- _Goal of the exercise_: Looking at each line of the data below, tally those that contain the word "screenshot" and give only the total.

* * * * * * * * *

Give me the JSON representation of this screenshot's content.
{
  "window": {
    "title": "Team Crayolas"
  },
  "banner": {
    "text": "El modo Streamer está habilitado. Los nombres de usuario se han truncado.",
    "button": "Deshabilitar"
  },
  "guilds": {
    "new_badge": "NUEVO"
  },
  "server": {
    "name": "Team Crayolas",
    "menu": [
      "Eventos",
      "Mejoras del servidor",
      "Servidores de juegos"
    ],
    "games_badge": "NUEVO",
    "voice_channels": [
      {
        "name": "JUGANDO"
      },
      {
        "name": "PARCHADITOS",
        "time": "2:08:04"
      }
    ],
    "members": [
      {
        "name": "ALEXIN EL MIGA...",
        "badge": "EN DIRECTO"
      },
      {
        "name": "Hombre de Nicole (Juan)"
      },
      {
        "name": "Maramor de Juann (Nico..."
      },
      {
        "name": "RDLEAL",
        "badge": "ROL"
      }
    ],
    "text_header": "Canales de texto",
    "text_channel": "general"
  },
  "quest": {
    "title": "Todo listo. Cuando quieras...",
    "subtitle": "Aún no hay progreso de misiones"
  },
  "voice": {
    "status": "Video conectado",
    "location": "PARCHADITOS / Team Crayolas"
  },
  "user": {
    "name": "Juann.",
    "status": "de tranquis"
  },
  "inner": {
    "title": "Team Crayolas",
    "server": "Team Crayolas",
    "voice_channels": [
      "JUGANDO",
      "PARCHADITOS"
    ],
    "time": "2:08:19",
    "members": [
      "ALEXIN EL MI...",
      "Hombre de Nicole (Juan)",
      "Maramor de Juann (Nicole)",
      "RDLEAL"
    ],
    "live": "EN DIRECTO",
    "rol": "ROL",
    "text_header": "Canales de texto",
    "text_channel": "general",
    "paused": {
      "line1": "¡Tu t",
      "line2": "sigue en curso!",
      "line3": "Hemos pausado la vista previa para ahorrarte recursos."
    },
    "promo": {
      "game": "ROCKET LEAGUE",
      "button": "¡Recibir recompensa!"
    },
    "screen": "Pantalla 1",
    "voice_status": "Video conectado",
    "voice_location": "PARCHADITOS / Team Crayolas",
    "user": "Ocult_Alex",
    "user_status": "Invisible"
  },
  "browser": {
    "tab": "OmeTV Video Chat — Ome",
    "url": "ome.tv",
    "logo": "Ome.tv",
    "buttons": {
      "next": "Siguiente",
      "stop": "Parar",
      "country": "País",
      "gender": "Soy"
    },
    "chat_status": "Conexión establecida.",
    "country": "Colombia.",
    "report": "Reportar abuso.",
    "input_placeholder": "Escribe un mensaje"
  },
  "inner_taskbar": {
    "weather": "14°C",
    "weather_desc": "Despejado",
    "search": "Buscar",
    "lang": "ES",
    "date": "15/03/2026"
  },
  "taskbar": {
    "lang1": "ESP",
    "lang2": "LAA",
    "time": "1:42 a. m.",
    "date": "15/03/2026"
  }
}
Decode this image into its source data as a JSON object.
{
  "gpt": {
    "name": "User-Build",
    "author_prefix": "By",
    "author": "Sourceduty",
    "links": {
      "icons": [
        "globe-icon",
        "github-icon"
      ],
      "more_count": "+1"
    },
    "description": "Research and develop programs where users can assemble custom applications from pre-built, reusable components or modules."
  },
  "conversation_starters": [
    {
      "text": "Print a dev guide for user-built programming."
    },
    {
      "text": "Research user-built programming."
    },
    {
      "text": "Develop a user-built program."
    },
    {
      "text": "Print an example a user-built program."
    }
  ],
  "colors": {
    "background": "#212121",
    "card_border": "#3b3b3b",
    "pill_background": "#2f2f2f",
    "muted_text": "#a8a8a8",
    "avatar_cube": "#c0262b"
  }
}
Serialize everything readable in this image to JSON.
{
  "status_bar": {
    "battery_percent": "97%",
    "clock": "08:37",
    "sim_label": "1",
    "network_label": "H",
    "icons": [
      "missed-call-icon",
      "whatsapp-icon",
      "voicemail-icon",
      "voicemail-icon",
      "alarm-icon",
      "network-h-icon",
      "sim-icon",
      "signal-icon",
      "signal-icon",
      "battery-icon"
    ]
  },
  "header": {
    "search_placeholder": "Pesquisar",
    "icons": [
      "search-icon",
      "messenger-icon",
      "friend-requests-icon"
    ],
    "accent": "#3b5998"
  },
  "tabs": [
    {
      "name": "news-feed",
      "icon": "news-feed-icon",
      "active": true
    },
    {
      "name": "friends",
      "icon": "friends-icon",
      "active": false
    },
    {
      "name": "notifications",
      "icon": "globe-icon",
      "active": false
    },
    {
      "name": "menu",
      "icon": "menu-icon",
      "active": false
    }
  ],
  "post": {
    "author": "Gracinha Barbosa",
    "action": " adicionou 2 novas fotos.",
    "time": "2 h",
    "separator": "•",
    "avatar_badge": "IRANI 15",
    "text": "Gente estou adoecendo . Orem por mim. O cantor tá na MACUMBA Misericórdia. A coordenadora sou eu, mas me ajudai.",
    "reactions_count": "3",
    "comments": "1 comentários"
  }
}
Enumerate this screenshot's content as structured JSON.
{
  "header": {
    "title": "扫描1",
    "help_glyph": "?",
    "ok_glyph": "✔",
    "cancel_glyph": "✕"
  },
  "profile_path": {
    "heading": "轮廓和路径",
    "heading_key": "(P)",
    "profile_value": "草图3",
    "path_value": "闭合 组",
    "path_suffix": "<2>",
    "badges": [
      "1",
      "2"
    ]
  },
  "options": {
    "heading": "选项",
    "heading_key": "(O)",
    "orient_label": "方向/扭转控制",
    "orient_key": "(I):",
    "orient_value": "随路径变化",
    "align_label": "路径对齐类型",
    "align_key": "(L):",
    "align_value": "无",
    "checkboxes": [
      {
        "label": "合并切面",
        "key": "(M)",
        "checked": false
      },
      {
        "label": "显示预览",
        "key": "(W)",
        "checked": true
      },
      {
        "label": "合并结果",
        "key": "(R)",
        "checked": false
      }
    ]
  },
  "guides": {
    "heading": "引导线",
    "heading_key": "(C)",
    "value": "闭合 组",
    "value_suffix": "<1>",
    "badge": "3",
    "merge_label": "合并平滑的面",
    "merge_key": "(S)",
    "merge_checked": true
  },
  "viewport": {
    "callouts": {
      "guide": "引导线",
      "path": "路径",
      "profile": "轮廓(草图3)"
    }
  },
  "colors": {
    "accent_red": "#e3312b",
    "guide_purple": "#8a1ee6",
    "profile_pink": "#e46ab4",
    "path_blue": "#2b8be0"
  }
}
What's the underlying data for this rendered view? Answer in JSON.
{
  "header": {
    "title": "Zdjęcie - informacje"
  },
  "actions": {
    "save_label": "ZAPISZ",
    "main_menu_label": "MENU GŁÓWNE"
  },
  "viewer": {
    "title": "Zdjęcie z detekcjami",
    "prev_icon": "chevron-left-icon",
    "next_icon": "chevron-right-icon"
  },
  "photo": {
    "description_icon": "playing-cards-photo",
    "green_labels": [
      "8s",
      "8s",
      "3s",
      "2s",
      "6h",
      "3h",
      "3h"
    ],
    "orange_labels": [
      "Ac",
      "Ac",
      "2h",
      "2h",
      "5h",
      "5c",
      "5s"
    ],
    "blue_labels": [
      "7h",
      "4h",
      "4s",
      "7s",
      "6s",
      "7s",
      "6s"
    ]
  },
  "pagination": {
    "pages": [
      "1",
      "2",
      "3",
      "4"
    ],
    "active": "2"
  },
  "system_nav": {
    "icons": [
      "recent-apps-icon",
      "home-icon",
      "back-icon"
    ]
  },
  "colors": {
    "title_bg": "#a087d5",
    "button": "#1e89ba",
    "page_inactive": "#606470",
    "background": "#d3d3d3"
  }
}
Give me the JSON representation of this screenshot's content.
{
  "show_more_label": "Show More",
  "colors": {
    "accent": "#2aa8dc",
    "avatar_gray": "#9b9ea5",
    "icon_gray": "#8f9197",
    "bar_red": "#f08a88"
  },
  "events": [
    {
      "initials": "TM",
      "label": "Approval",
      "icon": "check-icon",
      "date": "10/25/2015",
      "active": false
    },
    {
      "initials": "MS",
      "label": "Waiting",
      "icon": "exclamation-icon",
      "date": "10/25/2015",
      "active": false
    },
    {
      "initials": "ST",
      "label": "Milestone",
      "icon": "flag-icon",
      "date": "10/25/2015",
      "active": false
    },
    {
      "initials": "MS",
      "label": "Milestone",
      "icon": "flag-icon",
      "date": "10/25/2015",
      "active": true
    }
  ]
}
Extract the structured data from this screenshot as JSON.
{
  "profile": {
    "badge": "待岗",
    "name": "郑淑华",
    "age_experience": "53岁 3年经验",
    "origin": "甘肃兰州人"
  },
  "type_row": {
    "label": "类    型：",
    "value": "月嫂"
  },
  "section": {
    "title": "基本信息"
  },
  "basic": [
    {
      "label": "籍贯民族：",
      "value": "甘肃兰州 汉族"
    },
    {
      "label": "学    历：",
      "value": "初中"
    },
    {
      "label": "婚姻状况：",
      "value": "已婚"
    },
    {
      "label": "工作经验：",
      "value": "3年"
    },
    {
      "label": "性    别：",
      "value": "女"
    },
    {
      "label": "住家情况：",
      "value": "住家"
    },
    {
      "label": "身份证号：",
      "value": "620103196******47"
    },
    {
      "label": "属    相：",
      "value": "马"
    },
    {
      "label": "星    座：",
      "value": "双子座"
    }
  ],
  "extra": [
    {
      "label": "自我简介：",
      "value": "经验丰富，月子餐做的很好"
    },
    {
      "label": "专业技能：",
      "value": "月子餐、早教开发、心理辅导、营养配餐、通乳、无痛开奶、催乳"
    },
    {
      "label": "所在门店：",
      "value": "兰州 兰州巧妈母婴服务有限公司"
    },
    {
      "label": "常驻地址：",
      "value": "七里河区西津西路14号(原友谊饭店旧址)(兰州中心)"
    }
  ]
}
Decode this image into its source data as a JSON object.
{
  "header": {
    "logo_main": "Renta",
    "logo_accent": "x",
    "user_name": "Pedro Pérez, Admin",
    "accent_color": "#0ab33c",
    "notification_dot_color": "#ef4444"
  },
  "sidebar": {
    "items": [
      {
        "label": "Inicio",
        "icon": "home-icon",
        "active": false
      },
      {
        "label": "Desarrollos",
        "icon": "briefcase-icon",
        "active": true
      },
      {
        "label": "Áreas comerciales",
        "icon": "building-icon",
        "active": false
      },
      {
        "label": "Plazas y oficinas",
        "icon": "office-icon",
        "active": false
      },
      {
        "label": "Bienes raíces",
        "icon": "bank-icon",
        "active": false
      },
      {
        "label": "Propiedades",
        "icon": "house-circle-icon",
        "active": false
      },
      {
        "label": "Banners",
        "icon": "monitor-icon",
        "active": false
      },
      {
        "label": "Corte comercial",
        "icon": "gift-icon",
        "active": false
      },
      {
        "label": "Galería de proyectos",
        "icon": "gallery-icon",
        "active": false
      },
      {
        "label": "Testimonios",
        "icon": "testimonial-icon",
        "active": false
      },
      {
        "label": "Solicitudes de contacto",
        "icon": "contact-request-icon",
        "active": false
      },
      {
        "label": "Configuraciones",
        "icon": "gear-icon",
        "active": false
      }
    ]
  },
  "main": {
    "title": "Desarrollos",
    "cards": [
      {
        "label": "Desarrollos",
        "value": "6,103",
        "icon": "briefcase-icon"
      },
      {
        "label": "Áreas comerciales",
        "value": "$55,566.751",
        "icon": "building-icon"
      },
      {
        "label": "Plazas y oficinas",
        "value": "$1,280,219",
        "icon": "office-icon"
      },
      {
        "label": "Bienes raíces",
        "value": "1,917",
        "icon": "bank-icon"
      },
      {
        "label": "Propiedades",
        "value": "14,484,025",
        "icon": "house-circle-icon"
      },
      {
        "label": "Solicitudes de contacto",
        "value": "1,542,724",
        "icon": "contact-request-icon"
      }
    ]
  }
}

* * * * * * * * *

- _Your solution_: 4